• PROBLEM DETAILS
Repeat the lines from the one containing "Decode this image" through the end of the listing exactly, both ends included. Do not carry over any pictures.

• INPUT MATERIAL
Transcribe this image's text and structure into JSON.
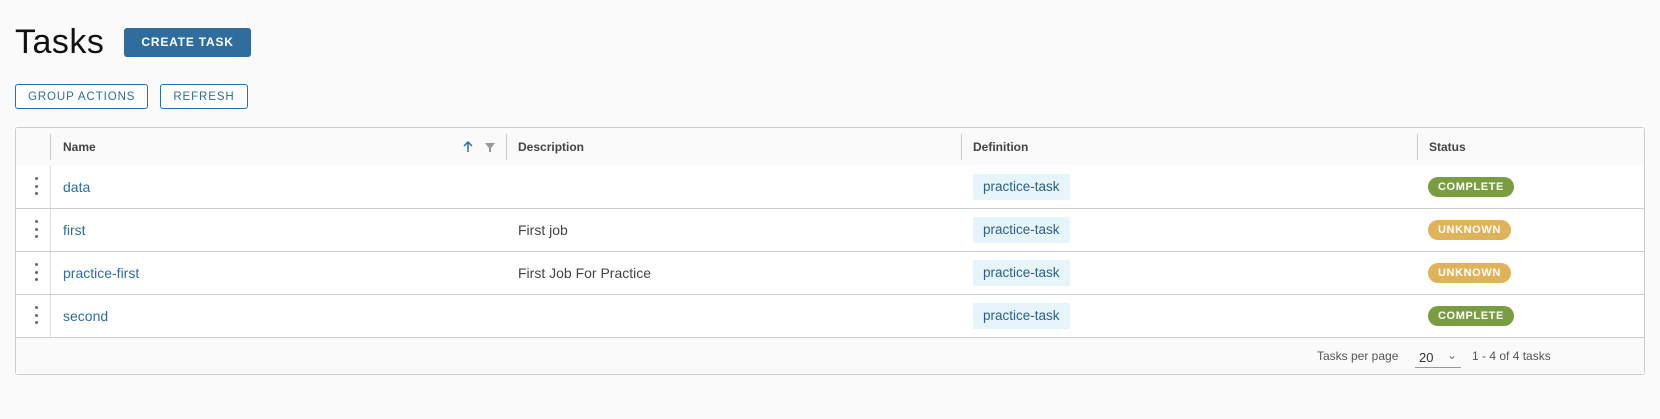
{
  "header": {
    "title": "Tasks",
    "create_label": "CREATE TASK"
  },
  "toolbar": {
    "group_actions_label": "GROUP ACTIONS",
    "refresh_label": "REFRESH"
  },
  "grid": {
    "columns": [
      "Name",
      "Description",
      "Definition",
      "Status"
    ],
    "rows": [
      {
        "name": "data",
        "description": "",
        "definition": "practice-task",
        "status": "COMPLETE"
      },
      {
        "name": "first",
        "description": "First job",
        "definition": "practice-task",
        "status": "UNKNOWN"
      },
      {
        "name": "practice-first",
        "description": "First Job For Practice",
        "definition": "practice-task",
        "status": "UNKNOWN"
      },
      {
        "name": "second",
        "description": "",
        "definition": "practice-task",
        "status": "COMPLETE"
      }
    ],
    "footer": {
      "per_page_label": "Tasks per page",
      "page_size": "20",
      "range_text": "1 - 4 of 4 tasks"
    }
  },
  "colors": {
    "complete": "#7a9e3f",
    "unknown": "#e0b35a",
    "accent": "#2e6d9e"
  }
}
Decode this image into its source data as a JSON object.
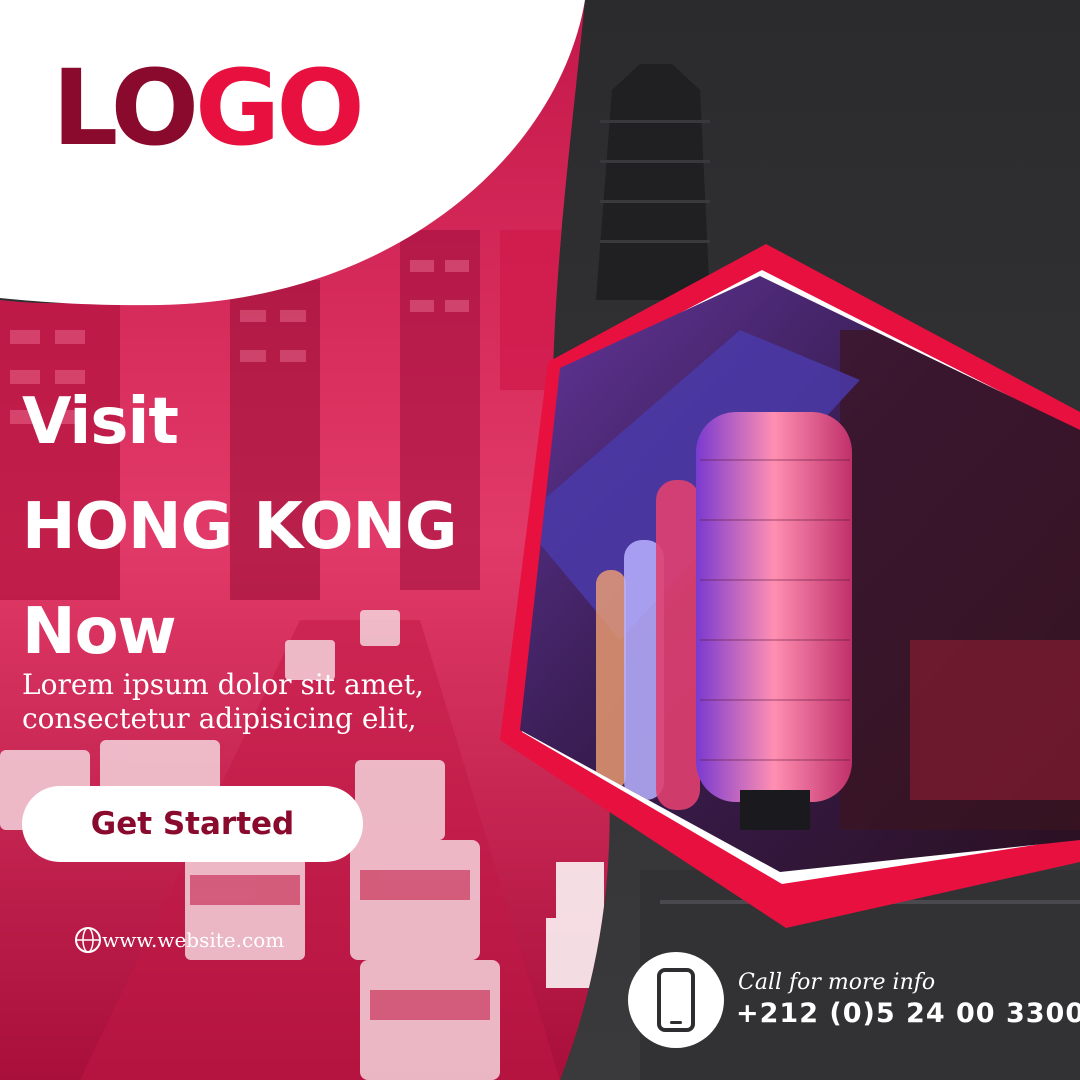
{
  "brand": {
    "logo_part1": "LO",
    "logo_part2": "GO"
  },
  "hero": {
    "line1": "Visit",
    "line2": "HONG KONG",
    "line3": "Now",
    "description_line1": "Lorem ipsum dolor sit amet,",
    "description_line2": "consectetur adipisicing elit,"
  },
  "cta": {
    "label": "Get Started"
  },
  "contact": {
    "website": "www.website.com",
    "call_label": "Call for more info",
    "phone": "+212 (0)5 24 00 3300"
  },
  "colors": {
    "accent": "#e8103f",
    "dark_accent": "#8a0a2e",
    "background": "#2e2e30"
  }
}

• WRITTEN SOLUTION
Decode this image into its source data as a JSON object.
{
  "brand": {
    "logo_part1": "LO",
    "logo_part2": "GO"
  },
  "hero": {
    "line1": "Visit",
    "line2": "HONG KONG",
    "line3": "Now",
    "description_line1": "Lorem ipsum dolor sit amet,",
    "description_line2": "consectetur adipisicing elit,"
  },
  "cta": {
    "label": "Get Started"
  },
  "contact": {
    "website": "www.website.com",
    "call_label": "Call for more info",
    "phone": "+212 (0)5 24 00 3300"
  },
  "colors": {
    "accent": "#e8103f",
    "dark_accent": "#8a0a2e",
    "background": "#2e2e30"
  }
}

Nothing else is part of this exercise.